Extracted From the
Burning Of Sutton
West Virginia Legislative Hand Book
Burning Of Sutton
The company that captured and burned Sutton on Wednesday, December 29, 1861, was commanded by Capt. John S. Sprigg. The town had as its defenders, Lieut. Dawson with about sixty of Roan's cavalry, who retreated, and the town was promptly occupied by the Confederates. It is said that in the absence of Capt. Sprigg, some time within the day, that the Tunings set fire to the town and partly destroyed it. Sprigg returned and was appealed to by John S. Camden and others to stop the burning. Hanley Humphreys relates that he saw a soldier going with a torch to set fire to a house, and some soldiers told him that the order was not to burn any more. He said "whose order?" and the reply was, "Captain Tuning's."

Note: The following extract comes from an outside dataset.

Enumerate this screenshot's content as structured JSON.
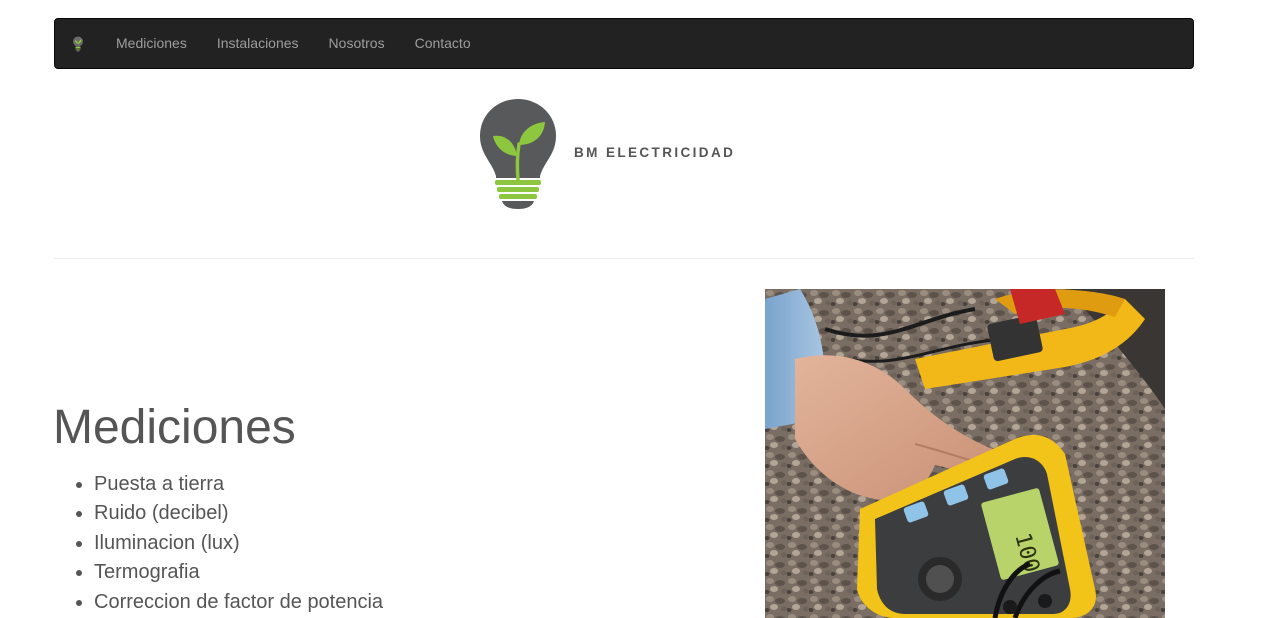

Pembrook B. Berry was instrumental in putting out fires and saving much property. The town was again attacked by Chas. Rodgers who had but a small squad of soldiers. They burned the Camden hotel and some other buildings. A house stood where the Racket Store now stands, opposite the hotel which had been used as a Federal hospital. It caught fire from the hotel and was burned. When Spriggs' command captured the town, there were about thirty-five soldiers in the house whom he paroled. Dr. Lafayette Woodruff was in charge. He had accepted an invitation to eat turkey with Joseph Osburn on the following day, but he made his escape by riding double out of town behind a cavalryman.
General Rosecrans left Sutton on September 7, 1861, and three days later fought the battle of Carnifax Ferry. This command consisted of ten thousand troops, the greatest army and number of men ever bivouaced in Sutton or marched through central West Virginia.
It is said when Clinebell's Confederates retreated from Sutton, that as they marched down the main street, Daniel J. Stout, a musician, played on his fife one of the most inspiring airs that ran like this, "If you have any good thing save it, save it - if you have any good things, give them to me." Now the discomfiture of the Confederates and the excitement of the citizens rendered the music very amusing, and as Uncle Daniel's shrill notes sounded amid the surrounding hills of Sutton, they gave an air of cheer and hilarity to an excited throng.